[Task goal] What is needed is a word-for-word copy of every record below, minus the pictures.

[Supplied records]
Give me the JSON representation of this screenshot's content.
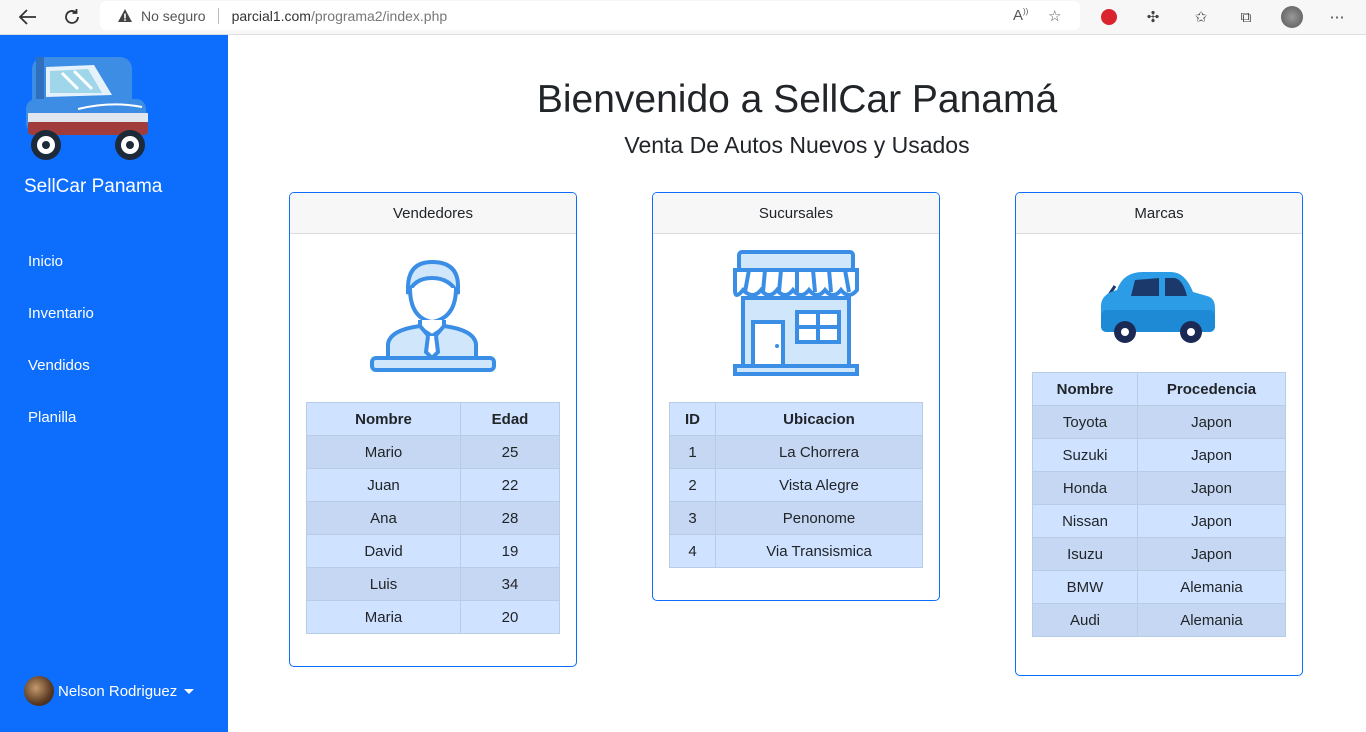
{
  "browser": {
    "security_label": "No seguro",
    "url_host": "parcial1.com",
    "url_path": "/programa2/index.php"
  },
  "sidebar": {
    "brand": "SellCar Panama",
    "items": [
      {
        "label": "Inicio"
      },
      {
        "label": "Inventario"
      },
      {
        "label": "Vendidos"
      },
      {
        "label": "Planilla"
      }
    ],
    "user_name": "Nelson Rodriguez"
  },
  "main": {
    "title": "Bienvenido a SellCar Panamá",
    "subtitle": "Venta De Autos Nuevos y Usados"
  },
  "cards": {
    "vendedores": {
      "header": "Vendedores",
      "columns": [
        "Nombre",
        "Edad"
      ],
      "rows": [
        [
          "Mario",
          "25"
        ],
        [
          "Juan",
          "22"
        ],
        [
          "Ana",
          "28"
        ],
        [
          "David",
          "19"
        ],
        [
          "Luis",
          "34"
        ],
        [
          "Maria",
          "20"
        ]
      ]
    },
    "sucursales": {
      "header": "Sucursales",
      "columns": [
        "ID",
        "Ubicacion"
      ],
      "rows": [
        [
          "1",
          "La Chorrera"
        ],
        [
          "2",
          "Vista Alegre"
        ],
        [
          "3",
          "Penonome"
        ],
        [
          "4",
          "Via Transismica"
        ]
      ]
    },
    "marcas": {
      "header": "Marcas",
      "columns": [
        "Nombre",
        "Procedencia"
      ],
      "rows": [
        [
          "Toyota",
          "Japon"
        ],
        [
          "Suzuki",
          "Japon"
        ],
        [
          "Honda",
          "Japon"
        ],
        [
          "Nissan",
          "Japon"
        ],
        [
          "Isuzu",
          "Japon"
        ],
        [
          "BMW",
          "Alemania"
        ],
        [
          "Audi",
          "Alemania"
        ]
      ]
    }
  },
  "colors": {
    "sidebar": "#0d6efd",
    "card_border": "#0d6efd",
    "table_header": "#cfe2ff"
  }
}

[Your response]
Give me the JSON representation of this screenshot's content.
{
  "browser": {
    "security_label": "No seguro",
    "url_host": "parcial1.com",
    "url_path": "/programa2/index.php"
  },
  "sidebar": {
    "brand": "SellCar Panama",
    "items": [
      {
        "label": "Inicio"
      },
      {
        "label": "Inventario"
      },
      {
        "label": "Vendidos"
      },
      {
        "label": "Planilla"
      }
    ],
    "user_name": "Nelson Rodriguez"
  },
  "main": {
    "title": "Bienvenido a SellCar Panamá",
    "subtitle": "Venta De Autos Nuevos y Usados"
  },
  "cards": {
    "vendedores": {
      "header": "Vendedores",
      "columns": [
        "Nombre",
        "Edad"
      ],
      "rows": [
        [
          "Mario",
          "25"
        ],
        [
          "Juan",
          "22"
        ],
        [
          "Ana",
          "28"
        ],
        [
          "David",
          "19"
        ],
        [
          "Luis",
          "34"
        ],
        [
          "Maria",
          "20"
        ]
      ]
    },
    "sucursales": {
      "header": "Sucursales",
      "columns": [
        "ID",
        "Ubicacion"
      ],
      "rows": [
        [
          "1",
          "La Chorrera"
        ],
        [
          "2",
          "Vista Alegre"
        ],
        [
          "3",
          "Penonome"
        ],
        [
          "4",
          "Via Transismica"
        ]
      ]
    },
    "marcas": {
      "header": "Marcas",
      "columns": [
        "Nombre",
        "Procedencia"
      ],
      "rows": [
        [
          "Toyota",
          "Japon"
        ],
        [
          "Suzuki",
          "Japon"
        ],
        [
          "Honda",
          "Japon"
        ],
        [
          "Nissan",
          "Japon"
        ],
        [
          "Isuzu",
          "Japon"
        ],
        [
          "BMW",
          "Alemania"
        ],
        [
          "Audi",
          "Alemania"
        ]
      ]
    }
  },
  "colors": {
    "sidebar": "#0d6efd",
    "card_border": "#0d6efd",
    "table_header": "#cfe2ff"
  }
}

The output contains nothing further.